■ **The task**
Please report how many lines below contain "Paket", writing nothing except the number.

(Data records for software interfaces)
= = = = = = =

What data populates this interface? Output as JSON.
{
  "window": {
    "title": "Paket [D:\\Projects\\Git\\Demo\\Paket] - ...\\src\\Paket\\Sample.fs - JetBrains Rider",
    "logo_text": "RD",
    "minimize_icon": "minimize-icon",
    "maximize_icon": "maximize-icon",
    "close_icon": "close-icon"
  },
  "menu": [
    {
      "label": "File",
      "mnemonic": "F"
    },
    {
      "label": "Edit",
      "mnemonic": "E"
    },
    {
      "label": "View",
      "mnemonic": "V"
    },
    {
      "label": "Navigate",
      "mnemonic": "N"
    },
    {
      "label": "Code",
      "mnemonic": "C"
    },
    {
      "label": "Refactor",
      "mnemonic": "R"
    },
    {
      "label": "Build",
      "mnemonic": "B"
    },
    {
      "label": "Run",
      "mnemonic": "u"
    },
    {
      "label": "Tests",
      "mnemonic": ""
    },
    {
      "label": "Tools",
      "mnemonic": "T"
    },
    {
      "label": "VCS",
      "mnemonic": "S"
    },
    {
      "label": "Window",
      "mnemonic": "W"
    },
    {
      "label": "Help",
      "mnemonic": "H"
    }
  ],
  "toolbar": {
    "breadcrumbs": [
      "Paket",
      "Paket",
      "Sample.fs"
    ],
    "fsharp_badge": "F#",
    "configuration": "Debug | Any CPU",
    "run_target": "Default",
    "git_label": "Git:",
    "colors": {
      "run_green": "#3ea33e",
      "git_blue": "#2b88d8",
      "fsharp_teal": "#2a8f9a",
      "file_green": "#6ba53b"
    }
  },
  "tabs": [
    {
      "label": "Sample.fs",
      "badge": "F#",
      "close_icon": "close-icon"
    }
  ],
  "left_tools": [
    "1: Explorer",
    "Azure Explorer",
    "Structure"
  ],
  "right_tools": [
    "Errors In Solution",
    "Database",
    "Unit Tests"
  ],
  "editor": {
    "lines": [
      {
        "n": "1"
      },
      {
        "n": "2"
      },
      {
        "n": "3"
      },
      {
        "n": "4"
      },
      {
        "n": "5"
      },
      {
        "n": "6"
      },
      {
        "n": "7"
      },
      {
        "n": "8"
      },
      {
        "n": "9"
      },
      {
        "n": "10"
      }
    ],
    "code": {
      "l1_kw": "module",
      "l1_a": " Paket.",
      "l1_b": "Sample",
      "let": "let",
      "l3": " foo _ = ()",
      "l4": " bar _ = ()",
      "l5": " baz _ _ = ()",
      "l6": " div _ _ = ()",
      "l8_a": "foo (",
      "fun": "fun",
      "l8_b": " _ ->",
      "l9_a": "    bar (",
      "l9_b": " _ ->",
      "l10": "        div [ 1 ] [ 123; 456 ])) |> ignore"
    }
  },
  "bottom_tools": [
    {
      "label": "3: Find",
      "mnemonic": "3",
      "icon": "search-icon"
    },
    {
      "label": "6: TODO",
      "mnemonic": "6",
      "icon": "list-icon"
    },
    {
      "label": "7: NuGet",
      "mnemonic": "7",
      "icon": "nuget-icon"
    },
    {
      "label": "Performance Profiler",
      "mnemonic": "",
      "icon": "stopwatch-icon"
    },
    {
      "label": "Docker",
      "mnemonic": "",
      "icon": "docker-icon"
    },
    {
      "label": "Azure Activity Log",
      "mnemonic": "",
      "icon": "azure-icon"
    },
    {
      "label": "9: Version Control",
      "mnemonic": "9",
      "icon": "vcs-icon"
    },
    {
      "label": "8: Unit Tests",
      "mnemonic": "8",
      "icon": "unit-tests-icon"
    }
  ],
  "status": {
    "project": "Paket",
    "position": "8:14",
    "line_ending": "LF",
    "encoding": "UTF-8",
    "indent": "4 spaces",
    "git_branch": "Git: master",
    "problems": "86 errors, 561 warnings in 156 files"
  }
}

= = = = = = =

■ **Finished exercise**
5